RECORDS PROVIDED Block Start

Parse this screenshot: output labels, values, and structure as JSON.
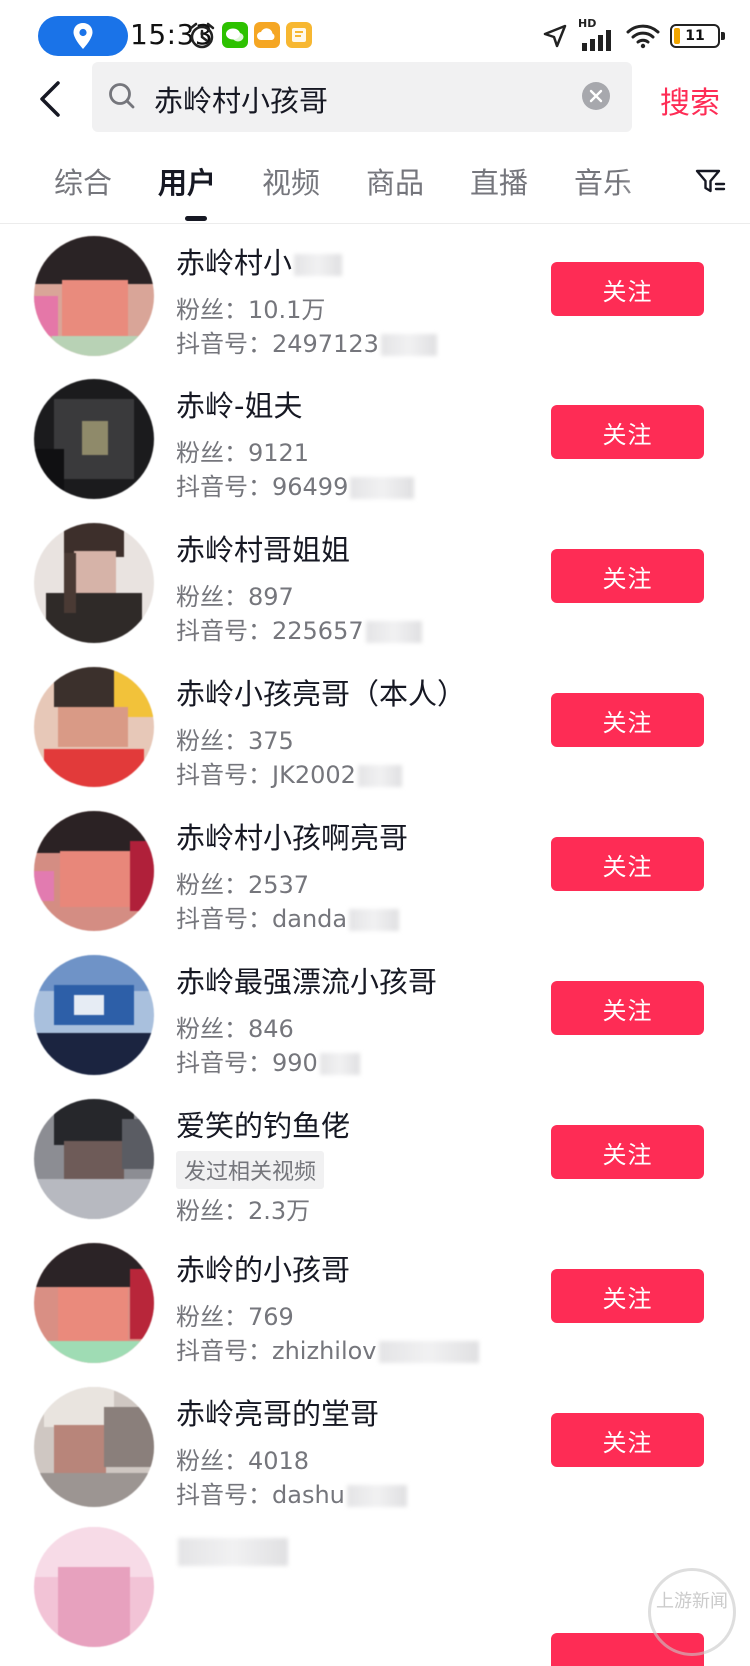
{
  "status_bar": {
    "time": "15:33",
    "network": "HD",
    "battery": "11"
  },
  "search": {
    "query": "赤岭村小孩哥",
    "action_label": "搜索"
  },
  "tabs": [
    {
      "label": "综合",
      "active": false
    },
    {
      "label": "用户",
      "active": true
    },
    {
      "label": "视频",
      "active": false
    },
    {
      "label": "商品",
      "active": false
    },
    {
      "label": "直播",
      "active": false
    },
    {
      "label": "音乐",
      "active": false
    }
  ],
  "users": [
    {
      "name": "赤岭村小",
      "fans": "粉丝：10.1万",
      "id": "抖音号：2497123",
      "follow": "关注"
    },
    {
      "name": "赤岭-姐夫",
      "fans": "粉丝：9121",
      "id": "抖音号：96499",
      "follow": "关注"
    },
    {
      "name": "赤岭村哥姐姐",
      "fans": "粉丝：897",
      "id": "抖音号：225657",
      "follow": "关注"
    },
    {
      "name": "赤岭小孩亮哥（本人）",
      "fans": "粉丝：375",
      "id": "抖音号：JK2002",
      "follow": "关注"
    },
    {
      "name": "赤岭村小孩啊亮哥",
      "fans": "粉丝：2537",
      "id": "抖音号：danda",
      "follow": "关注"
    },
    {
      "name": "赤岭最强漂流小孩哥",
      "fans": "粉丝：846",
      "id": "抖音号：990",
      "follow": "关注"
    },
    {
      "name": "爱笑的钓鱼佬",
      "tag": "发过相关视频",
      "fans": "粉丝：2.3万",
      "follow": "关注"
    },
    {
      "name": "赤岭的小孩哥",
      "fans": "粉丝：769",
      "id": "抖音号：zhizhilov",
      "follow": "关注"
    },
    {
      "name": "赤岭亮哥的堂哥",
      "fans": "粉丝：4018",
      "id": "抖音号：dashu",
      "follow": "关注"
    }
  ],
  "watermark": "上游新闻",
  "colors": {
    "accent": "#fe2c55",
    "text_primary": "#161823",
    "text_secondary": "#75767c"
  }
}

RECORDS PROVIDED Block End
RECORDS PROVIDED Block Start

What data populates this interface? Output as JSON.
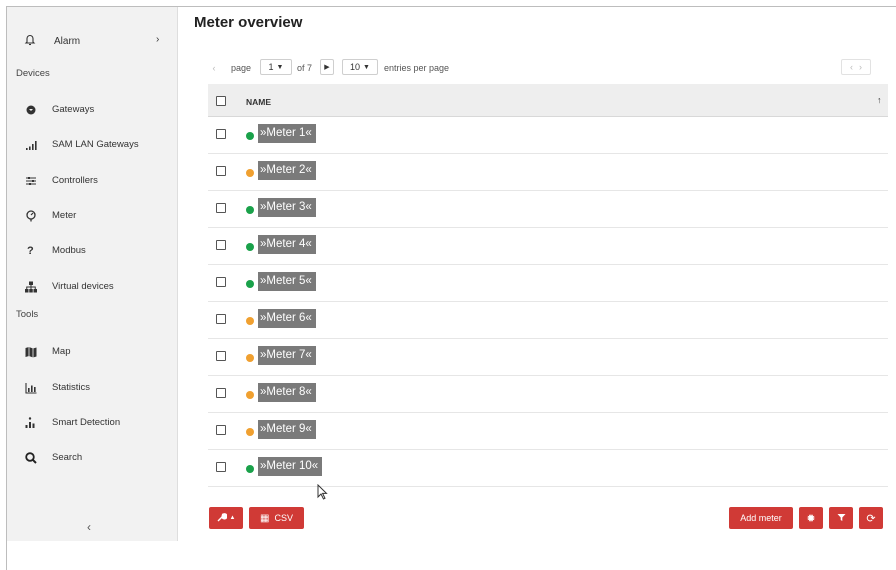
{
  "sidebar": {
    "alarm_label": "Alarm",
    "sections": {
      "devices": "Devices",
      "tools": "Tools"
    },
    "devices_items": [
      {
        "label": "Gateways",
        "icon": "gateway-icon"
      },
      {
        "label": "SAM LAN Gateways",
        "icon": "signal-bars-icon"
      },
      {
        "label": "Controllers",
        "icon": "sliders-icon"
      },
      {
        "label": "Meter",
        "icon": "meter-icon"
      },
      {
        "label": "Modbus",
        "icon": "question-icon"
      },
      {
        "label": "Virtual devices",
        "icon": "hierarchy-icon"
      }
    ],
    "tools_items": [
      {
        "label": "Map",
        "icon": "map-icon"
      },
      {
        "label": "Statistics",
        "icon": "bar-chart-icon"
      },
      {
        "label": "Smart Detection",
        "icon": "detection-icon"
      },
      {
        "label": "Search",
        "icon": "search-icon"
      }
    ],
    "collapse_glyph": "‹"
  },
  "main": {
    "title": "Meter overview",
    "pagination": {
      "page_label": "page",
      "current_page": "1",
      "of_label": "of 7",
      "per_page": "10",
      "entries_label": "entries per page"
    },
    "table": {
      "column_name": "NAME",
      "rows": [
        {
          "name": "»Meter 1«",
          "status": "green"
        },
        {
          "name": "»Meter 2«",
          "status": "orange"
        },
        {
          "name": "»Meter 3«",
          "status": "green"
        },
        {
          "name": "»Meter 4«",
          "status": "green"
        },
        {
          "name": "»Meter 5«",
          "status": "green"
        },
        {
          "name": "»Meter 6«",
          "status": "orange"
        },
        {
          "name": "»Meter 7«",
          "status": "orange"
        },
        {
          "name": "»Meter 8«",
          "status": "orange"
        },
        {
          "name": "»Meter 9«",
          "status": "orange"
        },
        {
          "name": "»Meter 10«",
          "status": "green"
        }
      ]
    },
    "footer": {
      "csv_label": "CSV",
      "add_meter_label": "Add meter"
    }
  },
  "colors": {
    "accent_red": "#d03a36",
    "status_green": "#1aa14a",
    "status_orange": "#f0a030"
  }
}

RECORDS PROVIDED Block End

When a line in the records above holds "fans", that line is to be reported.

TASK RESULT:
      "fans": "粉丝：10.1万",
      "fans": "粉丝：9121",
      "fans": "粉丝：897",
      "fans": "粉丝：375",
      "fans": "粉丝：2537",
      "fans": "粉丝：846",
      "fans": "粉丝：2.3万",
      "fans": "粉丝：769",
      "fans": "粉丝：4018",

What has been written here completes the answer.